* **How to complete this task**
Go through the records below and report each line with "MetOp" in it.

★ ★ ★

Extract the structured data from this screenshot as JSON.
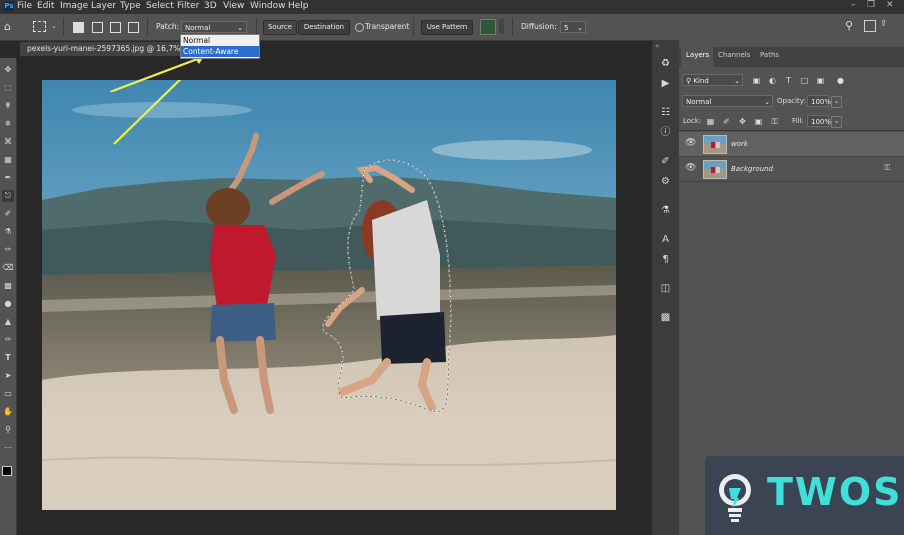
{
  "app": {
    "logo_text": "Ps"
  },
  "menu": [
    "File",
    "Edit",
    "Image",
    "Layer",
    "Type",
    "Select",
    "Filter",
    "3D",
    "View",
    "Window",
    "Help"
  ],
  "window_controls": [
    "minimize",
    "restore",
    "close"
  ],
  "options_bar": {
    "patch_label": "Patch:",
    "patch_value": "Normal",
    "source_label": "Source",
    "destination_label": "Destination",
    "transparent_label": "Transparent",
    "use_pattern_label": "Use Pattern",
    "diffusion_label": "Diffusion:",
    "diffusion_value": "5"
  },
  "patch_dropdown": {
    "options": [
      "Normal",
      "Content-Aware"
    ],
    "selected": "Content-Aware"
  },
  "document": {
    "tab_title": "pexels-yuri-manei-2597365.jpg @ 16,7% ("
  },
  "panel": {
    "tabs": [
      "Layers",
      "Channels",
      "Paths"
    ],
    "active_tab": "Layers",
    "filter_kind": "Kind",
    "blend_mode": "Normal",
    "opacity_label": "Opacity:",
    "opacity_value": "100%",
    "lock_label": "Lock:",
    "fill_label": "Fill:",
    "fill_value": "100%",
    "layers": [
      {
        "name": "work",
        "visible": true,
        "selected": true
      },
      {
        "name": "Background",
        "visible": true,
        "locked": true
      }
    ]
  },
  "watermark": {
    "text": "TWOS"
  },
  "colors": {
    "accent": "#2a6dcc",
    "watermark_text": "#3fe0d9",
    "annotation_arrow": "#f0f040"
  }
}
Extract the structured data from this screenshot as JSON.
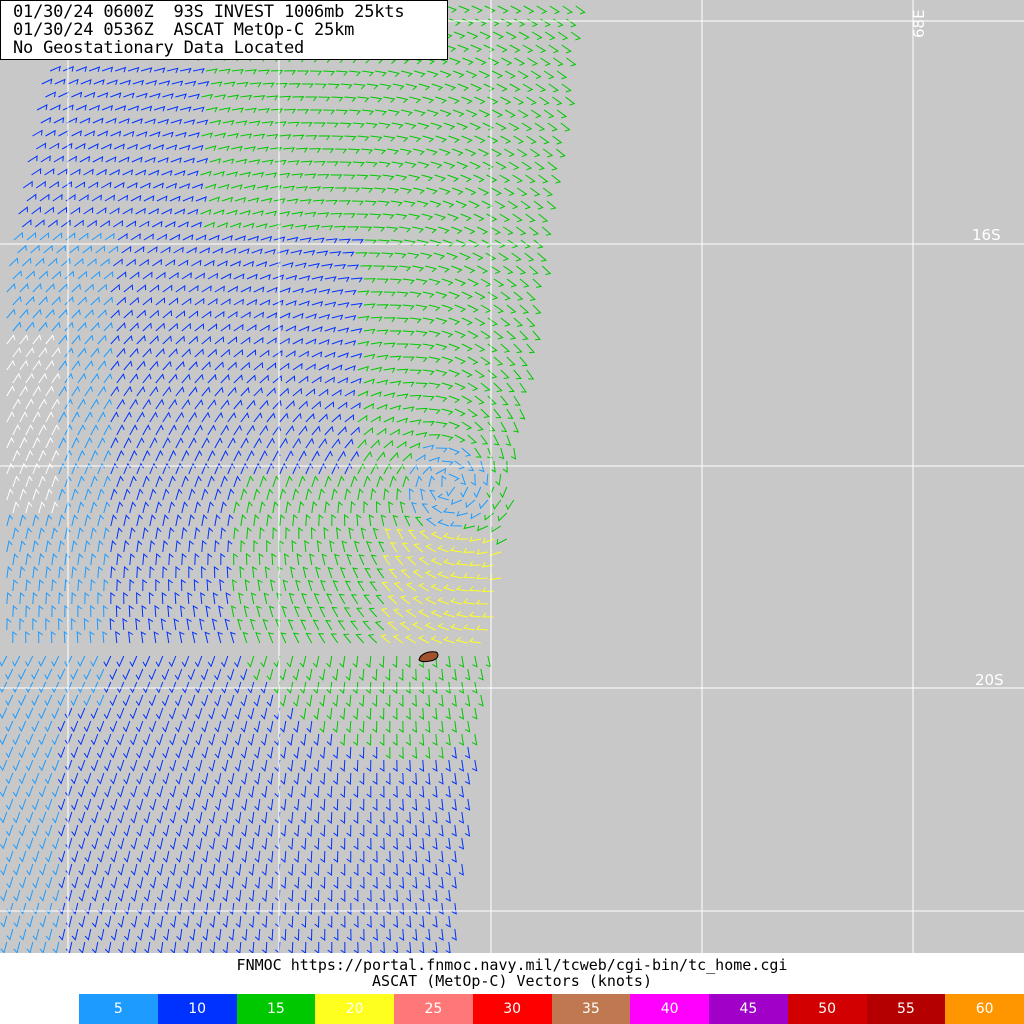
{
  "header": {
    "line1": "01/30/24 0600Z  93S INVEST 1006mb 25kts",
    "line2": "01/30/24 0536Z  ASCAT MetOp-C 25km",
    "line3": "No Geostationary Data Located"
  },
  "grid_labels": {
    "lon_68e": "68E",
    "lat_16s": "16S",
    "lat_20s": "20S"
  },
  "footer": {
    "source": "FNMOC https://portal.fnmoc.navy.mil/tcweb/cgi-bin/tc_home.cgi",
    "caption": "ASCAT (MetOp-C) Vectors (knots)"
  },
  "legend": [
    {
      "label": "5",
      "color": "#1e9bff"
    },
    {
      "label": "10",
      "color": "#0032ff"
    },
    {
      "label": "15",
      "color": "#00c800"
    },
    {
      "label": "20",
      "color": "#ffff1e"
    },
    {
      "label": "25",
      "color": "#ff7878"
    },
    {
      "label": "30",
      "color": "#ff0000"
    },
    {
      "label": "35",
      "color": "#c07850"
    },
    {
      "label": "40",
      "color": "#ff00ff"
    },
    {
      "label": "45",
      "color": "#a000c8"
    },
    {
      "label": "50",
      "color": "#d20000"
    },
    {
      "label": "55",
      "color": "#b40000"
    },
    {
      "label": "60",
      "color": "#ff9600"
    }
  ],
  "colors": {
    "background": "#c8c8c8",
    "grid": "#ffffff",
    "land": "#a0522d"
  }
}
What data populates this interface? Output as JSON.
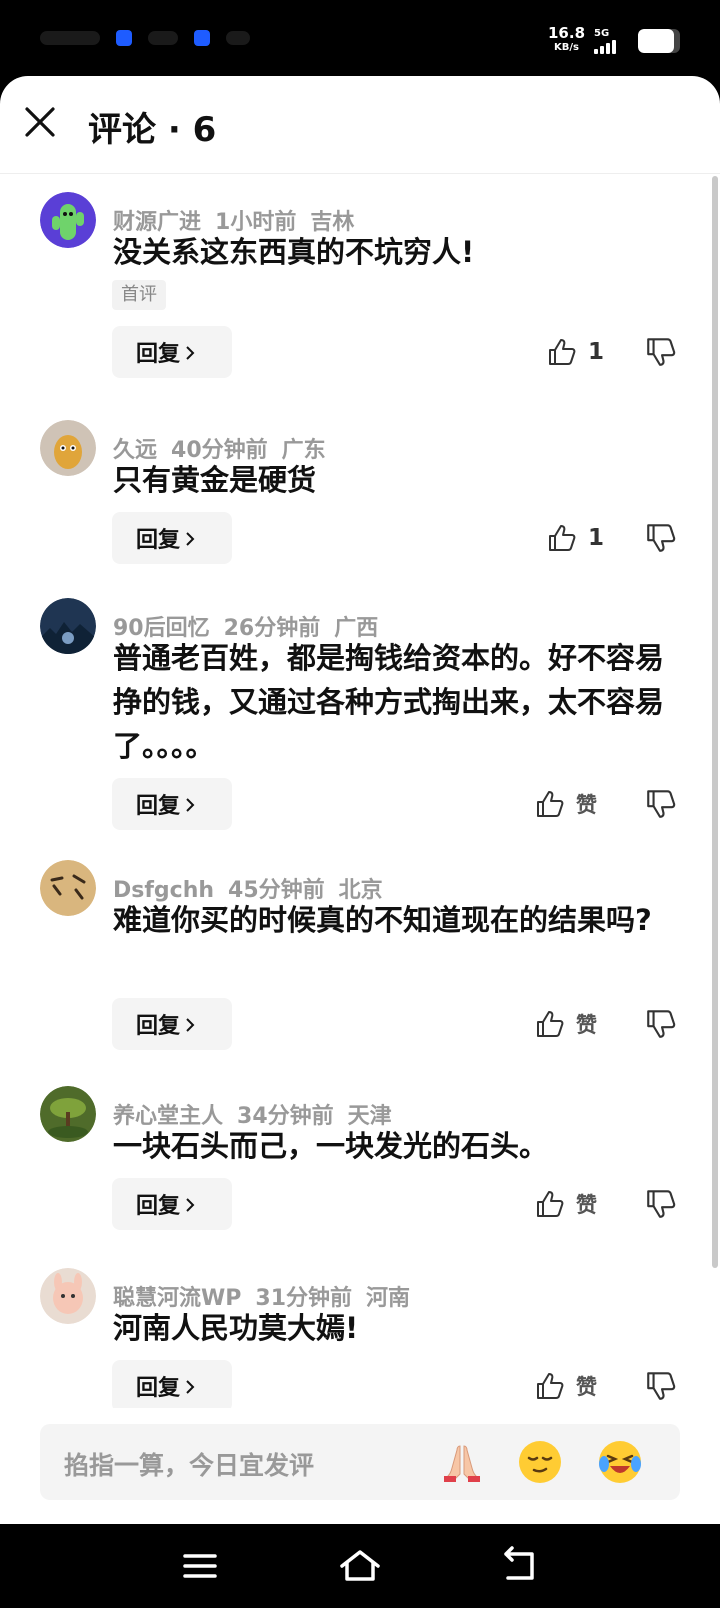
{
  "status_bar": {
    "speed_value": "16.8",
    "speed_unit": "KB/s",
    "network": "5G",
    "battery_level": 0.85
  },
  "header": {
    "title": "评论 · 6"
  },
  "labels": {
    "reply": "回复",
    "like": "赞"
  },
  "comments": [
    {
      "user": "财源广进",
      "time": "1小时前",
      "location": "吉林",
      "text": "没关系这东西真的不坑穷人!",
      "tag": "首评",
      "likes": "1"
    },
    {
      "user": "久远",
      "time": "40分钟前",
      "location": "广东",
      "text": "只有黄金是硬货",
      "likes": "1"
    },
    {
      "user": "90后回忆",
      "time": "26分钟前",
      "location": "广西",
      "text": "普通老百姓，都是掏钱给资本的。好不容易挣的钱，又通过各种方式掏出来，太不容易了。。。。",
      "likes": ""
    },
    {
      "user": "Dsfgchh",
      "time": "45分钟前",
      "location": "北京",
      "text": "难道你买的时候真的不知道现在的结果吗?",
      "likes": ""
    },
    {
      "user": "养心堂主人",
      "time": "34分钟前",
      "location": "天津",
      "text": "一块石头而己，一块发光的石头。",
      "likes": ""
    },
    {
      "user": "聪慧河流WP",
      "time": "31分钟前",
      "location": "河南",
      "text": "河南人民功莫大嫣!",
      "likes": ""
    }
  ],
  "input": {
    "placeholder": "掐指一算，今日宜发评"
  },
  "icons": {
    "close": "close-icon",
    "like": "thumb-up-icon",
    "dislike": "thumb-down-icon",
    "emoji_1": "praying-hands-emoji",
    "emoji_2": "smirk-face-emoji",
    "emoji_3": "laughing-tears-emoji",
    "nav_menu": "menu-icon",
    "nav_home": "home-icon",
    "nav_back": "back-icon"
  },
  "colors": {
    "text_primary": "#111111",
    "text_meta": "#999999",
    "button_bg": "#f4f4f4"
  }
}
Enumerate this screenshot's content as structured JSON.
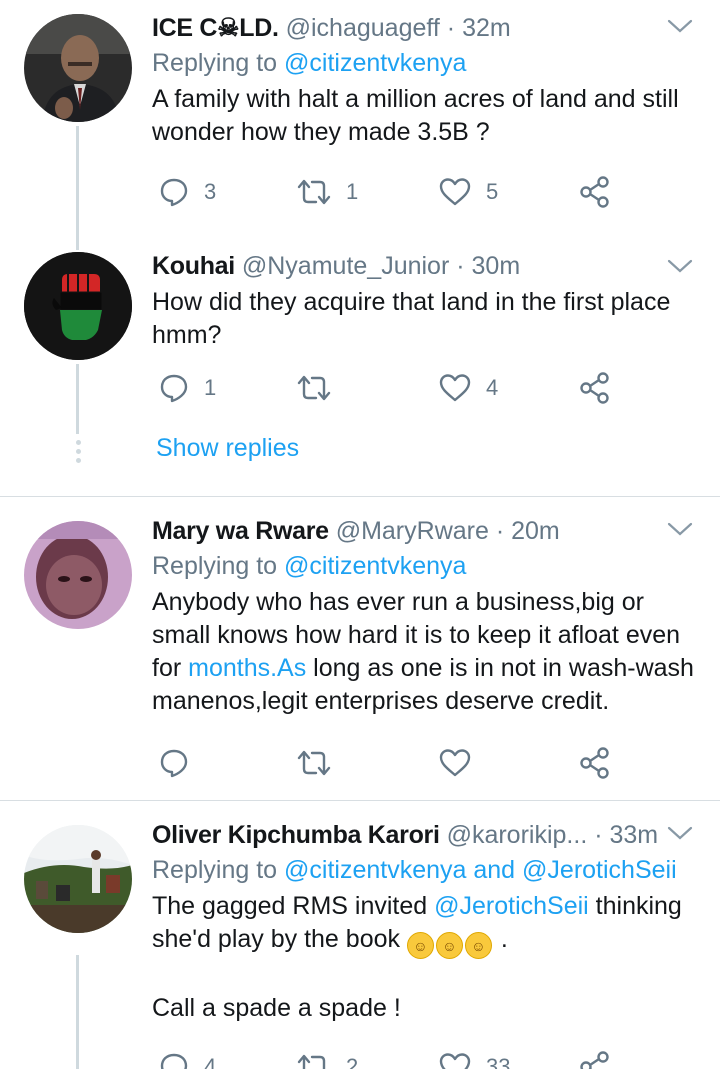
{
  "tweets": [
    {
      "name": "ICE C☠LD.",
      "handle": "@ichaguageff",
      "time": "32m",
      "replying_prefix": "Replying to ",
      "replying_to": "@citizentvkenya",
      "text": "A family with halt a million acres of land and still wonder how they made 3.5B ?",
      "replies": "3",
      "retweets": "1",
      "likes": "5"
    },
    {
      "name": "Kouhai",
      "handle": "@Nyamute_Junior",
      "time": "30m",
      "text": "How did they acquire that land in the first place hmm?",
      "replies": "1",
      "retweets": "",
      "likes": "4"
    },
    {
      "name": "Mary wa Rware",
      "handle": "@MaryRware",
      "time": "20m",
      "replying_prefix": "Replying to ",
      "replying_to": "@citizentvkenya",
      "text_a": "Anybody who has ever run a business,big or small knows how hard it is to keep it afloat even for ",
      "text_link": "months.As",
      "text_b": " long as one is in not in wash-wash manenos,legit enterprises deserve credit."
    },
    {
      "name": "Oliver Kipchumba Karori",
      "handle": "@karorikip...",
      "time": "33m",
      "replying_prefix": "Replying to ",
      "replying_to": "@citizentvkenya and @JerotichSeii",
      "text_a": "The gagged RMS invited ",
      "text_link": "@JerotichSeii",
      "text_b": " thinking she'd play by the book ",
      "text_c": " .",
      "text_2": "Call a spade a spade !",
      "replies": "4",
      "retweets": "2",
      "likes": "33"
    }
  ],
  "show_replies": "Show replies",
  "separator": "·",
  "icons": {
    "reply": "reply-icon",
    "retweet": "retweet-icon",
    "like": "heart-icon",
    "share": "share-icon",
    "chevron": "chevron-down-icon",
    "emoji": "rolling-on-floor-laughing-emoji"
  },
  "colors": {
    "link": "#1da1f2",
    "secondary": "#657786",
    "text": "#14171a",
    "divider": "#d8dee2"
  }
}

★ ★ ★

* **Exercise response**
    "line2": "01/30/24 0536Z  ASCAT MetOp-C 25km",
    "caption": "ASCAT (MetOp-C) Vectors (knots)"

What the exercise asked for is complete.